What is needed: When the string "Nach" occurs in a line of the records, show that line.

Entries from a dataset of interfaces
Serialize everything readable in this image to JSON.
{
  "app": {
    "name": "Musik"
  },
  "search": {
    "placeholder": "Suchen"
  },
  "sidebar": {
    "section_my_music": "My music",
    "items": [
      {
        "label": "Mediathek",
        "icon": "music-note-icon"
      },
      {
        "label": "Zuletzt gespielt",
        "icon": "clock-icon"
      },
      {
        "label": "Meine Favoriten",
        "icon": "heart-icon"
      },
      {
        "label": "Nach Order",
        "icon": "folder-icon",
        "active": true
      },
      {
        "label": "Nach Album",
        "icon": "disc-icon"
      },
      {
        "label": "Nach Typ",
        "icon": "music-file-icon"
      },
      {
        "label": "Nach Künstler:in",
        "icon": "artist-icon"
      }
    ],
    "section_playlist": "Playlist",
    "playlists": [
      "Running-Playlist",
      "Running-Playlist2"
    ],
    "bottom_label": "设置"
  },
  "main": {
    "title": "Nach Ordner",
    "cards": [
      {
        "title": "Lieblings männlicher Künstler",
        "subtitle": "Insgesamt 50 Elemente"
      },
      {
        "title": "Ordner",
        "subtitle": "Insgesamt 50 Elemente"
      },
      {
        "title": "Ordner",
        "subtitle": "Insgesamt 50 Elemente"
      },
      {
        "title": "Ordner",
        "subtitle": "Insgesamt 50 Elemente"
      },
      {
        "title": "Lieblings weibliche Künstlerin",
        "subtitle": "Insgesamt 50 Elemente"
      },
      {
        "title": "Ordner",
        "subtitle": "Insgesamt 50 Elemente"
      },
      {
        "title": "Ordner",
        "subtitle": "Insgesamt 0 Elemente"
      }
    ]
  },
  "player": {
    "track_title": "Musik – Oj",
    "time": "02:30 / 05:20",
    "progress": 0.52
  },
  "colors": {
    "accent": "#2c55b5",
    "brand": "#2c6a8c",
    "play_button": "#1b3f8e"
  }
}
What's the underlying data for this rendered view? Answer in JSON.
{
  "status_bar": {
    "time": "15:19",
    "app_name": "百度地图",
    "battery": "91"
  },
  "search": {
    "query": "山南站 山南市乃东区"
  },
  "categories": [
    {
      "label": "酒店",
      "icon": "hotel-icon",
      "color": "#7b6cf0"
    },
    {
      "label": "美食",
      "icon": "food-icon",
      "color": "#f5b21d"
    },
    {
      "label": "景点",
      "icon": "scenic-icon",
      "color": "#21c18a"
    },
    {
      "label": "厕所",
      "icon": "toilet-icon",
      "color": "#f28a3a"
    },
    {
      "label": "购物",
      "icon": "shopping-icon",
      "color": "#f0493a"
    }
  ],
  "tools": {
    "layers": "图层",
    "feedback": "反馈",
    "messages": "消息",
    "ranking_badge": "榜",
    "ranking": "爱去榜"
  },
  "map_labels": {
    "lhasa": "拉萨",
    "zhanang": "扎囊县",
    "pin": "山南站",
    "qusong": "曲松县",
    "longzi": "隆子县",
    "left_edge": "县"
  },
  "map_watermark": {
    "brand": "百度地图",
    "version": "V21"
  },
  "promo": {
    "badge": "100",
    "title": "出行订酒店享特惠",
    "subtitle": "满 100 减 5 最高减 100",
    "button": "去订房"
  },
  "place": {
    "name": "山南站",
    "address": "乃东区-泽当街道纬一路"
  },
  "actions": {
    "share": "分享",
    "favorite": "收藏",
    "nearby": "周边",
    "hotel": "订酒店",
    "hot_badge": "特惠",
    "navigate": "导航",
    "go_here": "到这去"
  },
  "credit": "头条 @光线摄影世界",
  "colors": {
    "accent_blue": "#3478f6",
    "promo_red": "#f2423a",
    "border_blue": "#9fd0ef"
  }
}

Exercise result:
        "label": "Nach Order",
        "label": "Nach Album",
        "label": "Nach Typ",
        "label": "Nach Künstler:in",
    "title": "Nach Ordner",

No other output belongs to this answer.